Failure of the Volksgemeinschaft

1279 words - 5 pages During the rise of the Third Reich, the Nazi regime poured all of their effort into creating the utopian Volksgemeinschaft, or people’s community, in order to rectify the economic collapse and dispirited morale in Germany after being defeated in World War I. The start of World War II however, made the realization of the Volksgemeinschaft problematic. Some of the problems that arose during this time that made this idea difficult to put in affect

Similar Essays

The Enron Scandal: The Downfall Of The Enron Corporation

1270 words - 5 pages customer's inability to pay. By the late 1990s, the Enron Corporation controlled almost 25 percent of all electricity and natural gas contracts traded worldwide and were considered the best in the business.Three important factors that led to the decline of the Enron Corporation were poor accounting practices or "creative accounting", unorthodox human resources management, and greed among management and traders. Unfortunately, the focus of the

"Enron Collapse": The Causes For The Collapse Of Enron Corporation

983 words - 4 pages The fall of the colossal entity called Enron has forever changed the level of trust that the American public holds for large corporations. The wake of devastation caused by this and other recent corporate financial scandals has brought about a web of new reforms and regulations such as the Sarbanes-Oxley Act, which was signed into law on July 30th, 2002. We are forced to ask ourselves if it will happen again. This essay will examine the collapse

Enron Corporation: The Real Scandal Essay

1315 words - 5 pages company and their credit rating was reduced to junk status. The company had very little cash to operate. Stock prices then fell to $0.61 at the end of the day. Systematically Enron creditors and other energy trading companies suffered great losses. The new question came to mind of how to determine the total exposure of Enron’s failure. Enron was estimated to have $23 billion in liabilities. Enron’s European operators filed bankruptcy on November 30

The Impact Of Ethics On The Enron Corporation
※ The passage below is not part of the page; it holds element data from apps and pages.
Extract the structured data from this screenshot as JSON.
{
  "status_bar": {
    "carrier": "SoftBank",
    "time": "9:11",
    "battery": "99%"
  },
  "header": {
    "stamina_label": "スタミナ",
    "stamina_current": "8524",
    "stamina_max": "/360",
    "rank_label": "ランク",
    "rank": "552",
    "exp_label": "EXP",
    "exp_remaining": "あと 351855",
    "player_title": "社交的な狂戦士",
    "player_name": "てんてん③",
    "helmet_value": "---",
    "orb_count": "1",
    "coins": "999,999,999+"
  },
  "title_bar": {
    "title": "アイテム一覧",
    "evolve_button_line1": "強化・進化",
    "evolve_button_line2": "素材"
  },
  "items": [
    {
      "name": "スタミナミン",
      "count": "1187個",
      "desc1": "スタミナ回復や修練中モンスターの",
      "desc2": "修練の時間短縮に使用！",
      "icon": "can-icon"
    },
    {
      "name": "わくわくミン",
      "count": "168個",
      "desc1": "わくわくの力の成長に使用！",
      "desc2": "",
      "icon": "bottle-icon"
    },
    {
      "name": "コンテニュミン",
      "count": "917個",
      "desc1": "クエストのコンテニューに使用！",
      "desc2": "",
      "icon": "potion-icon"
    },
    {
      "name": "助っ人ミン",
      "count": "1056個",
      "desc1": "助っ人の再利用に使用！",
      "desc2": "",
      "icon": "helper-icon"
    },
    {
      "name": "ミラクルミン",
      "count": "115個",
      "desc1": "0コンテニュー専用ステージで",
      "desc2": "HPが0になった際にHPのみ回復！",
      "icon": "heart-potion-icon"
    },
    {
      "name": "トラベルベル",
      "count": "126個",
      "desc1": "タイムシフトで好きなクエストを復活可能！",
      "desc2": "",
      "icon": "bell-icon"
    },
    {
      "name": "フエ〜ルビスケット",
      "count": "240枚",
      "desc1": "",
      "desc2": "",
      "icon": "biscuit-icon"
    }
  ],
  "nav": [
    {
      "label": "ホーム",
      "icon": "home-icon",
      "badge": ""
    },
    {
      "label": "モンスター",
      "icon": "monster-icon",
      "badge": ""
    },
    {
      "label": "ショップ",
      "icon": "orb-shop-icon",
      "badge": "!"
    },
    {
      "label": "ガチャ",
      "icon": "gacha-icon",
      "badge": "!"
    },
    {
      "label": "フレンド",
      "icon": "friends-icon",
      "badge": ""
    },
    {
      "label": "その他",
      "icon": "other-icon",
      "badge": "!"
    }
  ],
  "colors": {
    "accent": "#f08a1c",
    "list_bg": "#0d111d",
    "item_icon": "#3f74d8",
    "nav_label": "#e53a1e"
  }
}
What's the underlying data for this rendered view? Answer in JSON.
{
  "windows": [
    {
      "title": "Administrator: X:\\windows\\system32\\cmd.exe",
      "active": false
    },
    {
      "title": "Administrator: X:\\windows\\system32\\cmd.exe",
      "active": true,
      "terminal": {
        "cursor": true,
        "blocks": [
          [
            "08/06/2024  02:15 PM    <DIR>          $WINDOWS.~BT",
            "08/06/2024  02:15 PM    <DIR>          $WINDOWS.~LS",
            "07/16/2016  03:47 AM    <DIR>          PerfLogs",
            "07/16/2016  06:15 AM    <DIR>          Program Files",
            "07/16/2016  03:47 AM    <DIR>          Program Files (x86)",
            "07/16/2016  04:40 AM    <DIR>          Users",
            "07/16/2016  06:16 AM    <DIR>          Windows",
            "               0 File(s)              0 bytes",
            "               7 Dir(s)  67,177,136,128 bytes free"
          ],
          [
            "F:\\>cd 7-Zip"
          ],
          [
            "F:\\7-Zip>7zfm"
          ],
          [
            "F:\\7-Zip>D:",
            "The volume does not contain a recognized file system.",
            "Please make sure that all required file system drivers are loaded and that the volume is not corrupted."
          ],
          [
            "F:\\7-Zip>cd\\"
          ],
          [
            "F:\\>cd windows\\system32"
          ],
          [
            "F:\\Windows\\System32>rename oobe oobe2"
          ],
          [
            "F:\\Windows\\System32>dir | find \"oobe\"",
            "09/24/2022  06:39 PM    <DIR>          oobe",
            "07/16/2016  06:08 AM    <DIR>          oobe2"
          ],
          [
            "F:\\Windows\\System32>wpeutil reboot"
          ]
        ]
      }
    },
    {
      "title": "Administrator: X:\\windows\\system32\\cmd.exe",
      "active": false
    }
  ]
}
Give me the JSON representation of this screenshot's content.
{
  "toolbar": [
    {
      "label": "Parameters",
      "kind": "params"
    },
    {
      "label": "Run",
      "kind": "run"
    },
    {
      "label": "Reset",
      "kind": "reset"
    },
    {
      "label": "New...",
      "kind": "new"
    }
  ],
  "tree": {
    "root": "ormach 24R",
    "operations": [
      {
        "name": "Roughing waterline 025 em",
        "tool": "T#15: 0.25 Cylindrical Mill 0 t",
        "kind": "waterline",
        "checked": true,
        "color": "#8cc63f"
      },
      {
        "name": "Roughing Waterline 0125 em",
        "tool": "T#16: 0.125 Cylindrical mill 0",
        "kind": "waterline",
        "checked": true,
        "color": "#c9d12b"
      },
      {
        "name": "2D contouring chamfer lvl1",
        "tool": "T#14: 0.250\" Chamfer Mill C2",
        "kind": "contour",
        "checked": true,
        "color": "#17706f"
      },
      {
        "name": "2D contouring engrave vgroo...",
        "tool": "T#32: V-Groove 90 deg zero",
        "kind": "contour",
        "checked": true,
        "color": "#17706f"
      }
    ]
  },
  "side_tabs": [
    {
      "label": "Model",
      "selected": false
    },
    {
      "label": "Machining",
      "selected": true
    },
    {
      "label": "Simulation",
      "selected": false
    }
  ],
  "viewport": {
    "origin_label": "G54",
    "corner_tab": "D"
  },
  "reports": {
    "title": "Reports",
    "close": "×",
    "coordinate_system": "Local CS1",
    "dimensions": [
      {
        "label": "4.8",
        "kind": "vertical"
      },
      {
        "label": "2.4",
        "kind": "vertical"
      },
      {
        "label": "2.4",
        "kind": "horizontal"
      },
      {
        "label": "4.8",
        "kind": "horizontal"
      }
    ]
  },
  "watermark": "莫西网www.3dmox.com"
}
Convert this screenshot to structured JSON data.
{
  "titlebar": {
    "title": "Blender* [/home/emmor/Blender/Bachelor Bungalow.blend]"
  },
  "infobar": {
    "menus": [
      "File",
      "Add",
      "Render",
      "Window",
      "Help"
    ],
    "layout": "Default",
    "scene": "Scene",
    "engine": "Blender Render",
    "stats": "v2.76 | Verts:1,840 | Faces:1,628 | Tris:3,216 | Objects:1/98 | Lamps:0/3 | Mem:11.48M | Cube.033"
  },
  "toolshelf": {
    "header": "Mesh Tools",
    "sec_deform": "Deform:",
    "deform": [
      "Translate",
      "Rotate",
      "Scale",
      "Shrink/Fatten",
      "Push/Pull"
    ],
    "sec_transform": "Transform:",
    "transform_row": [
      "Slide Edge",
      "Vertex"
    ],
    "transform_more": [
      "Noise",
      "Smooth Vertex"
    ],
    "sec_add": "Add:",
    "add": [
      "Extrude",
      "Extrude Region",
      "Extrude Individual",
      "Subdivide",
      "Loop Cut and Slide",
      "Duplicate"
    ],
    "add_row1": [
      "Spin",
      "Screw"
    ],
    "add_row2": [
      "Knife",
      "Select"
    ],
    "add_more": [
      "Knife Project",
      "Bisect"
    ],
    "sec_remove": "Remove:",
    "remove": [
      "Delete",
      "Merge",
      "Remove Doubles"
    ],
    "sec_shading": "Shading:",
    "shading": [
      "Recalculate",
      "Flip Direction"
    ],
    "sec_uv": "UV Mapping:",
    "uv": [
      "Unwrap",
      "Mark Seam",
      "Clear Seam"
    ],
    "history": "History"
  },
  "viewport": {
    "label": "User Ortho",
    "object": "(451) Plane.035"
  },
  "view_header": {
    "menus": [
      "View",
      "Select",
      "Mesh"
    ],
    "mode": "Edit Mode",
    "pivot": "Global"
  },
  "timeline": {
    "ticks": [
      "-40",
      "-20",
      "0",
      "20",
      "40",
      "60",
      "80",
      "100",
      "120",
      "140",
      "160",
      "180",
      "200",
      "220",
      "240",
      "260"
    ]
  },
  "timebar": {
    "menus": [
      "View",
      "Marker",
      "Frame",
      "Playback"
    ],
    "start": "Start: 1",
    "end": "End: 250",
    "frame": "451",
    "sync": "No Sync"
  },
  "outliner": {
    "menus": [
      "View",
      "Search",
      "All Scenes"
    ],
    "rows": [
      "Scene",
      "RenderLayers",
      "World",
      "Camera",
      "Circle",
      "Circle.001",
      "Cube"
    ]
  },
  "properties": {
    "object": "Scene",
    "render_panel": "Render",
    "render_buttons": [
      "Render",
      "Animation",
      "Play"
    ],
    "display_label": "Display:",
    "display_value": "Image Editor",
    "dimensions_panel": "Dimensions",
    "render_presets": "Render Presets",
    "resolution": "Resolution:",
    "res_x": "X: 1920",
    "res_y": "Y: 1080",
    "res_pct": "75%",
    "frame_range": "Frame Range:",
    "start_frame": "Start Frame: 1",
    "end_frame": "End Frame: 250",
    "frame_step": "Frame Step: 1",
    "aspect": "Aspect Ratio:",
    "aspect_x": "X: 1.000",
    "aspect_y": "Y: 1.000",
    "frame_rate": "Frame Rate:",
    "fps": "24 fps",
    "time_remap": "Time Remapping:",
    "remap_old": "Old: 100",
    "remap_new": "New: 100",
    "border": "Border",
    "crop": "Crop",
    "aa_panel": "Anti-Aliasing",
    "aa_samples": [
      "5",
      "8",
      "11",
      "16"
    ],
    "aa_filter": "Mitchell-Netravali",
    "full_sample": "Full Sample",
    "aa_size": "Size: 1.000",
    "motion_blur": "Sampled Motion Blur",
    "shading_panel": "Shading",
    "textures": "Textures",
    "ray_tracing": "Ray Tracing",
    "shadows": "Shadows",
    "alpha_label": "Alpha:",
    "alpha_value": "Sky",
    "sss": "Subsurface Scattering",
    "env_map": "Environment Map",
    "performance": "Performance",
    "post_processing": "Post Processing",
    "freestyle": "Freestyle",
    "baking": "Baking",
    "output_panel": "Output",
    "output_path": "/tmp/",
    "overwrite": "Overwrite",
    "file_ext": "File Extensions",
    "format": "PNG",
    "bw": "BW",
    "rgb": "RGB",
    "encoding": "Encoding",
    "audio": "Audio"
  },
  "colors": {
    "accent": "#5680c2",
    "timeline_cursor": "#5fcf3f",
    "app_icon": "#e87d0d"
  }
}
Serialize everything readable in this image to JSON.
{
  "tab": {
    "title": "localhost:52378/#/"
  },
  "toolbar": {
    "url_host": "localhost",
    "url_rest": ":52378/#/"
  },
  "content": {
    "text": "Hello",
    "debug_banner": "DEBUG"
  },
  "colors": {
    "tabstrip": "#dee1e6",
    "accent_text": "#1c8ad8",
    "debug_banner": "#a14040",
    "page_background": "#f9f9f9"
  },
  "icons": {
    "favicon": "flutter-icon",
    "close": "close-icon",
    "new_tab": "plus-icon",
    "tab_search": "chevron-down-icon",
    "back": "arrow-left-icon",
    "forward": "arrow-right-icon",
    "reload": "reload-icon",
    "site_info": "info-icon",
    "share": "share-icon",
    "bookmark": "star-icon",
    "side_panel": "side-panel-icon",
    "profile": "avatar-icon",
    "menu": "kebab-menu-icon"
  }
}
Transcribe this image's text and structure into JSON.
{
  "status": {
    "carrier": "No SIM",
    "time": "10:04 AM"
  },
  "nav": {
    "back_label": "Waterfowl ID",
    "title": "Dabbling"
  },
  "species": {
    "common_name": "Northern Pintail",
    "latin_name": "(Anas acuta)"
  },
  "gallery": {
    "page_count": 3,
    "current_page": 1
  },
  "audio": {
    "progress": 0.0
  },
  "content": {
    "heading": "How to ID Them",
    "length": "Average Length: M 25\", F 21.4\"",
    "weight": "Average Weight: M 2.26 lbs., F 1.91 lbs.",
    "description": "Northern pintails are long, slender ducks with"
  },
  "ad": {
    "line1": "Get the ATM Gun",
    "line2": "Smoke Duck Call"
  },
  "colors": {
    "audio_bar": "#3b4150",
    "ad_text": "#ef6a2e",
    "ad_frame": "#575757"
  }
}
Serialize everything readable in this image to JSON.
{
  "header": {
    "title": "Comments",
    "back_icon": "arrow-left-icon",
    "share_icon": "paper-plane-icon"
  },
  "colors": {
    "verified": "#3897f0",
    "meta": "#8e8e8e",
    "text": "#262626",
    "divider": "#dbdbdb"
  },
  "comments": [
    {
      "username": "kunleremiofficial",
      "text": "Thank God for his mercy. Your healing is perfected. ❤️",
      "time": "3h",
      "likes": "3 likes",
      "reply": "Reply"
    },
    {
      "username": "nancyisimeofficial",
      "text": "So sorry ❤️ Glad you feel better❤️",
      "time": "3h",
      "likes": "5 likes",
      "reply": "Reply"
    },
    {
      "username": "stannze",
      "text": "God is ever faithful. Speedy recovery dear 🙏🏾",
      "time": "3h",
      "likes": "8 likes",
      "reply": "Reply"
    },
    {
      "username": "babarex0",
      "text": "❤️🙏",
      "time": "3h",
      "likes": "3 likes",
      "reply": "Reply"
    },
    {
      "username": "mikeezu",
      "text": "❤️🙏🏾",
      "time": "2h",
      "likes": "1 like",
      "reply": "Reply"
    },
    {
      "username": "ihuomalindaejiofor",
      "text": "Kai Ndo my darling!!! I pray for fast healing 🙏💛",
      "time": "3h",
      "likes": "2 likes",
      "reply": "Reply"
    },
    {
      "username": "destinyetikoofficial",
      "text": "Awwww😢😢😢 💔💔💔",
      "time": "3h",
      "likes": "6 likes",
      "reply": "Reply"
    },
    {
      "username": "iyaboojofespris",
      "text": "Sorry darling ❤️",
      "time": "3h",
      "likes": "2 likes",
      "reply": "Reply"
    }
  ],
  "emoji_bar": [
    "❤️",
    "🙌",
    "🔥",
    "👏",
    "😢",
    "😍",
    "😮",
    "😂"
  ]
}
1852 words - 7 pages on the industry. "But it's crucial to learning how the company fell so far so fast, taking with it the jobs and pension savings of thousands of workers and inflicting losses on millions of individual investors." (Kadlec, 2002) Unethical decisions made by the Chairmen of the Enron Corporation stunned the energy industry and the world. Enron's business ethics were nowhere in site when "the Oct. 12 memo directed workers to destroy all audit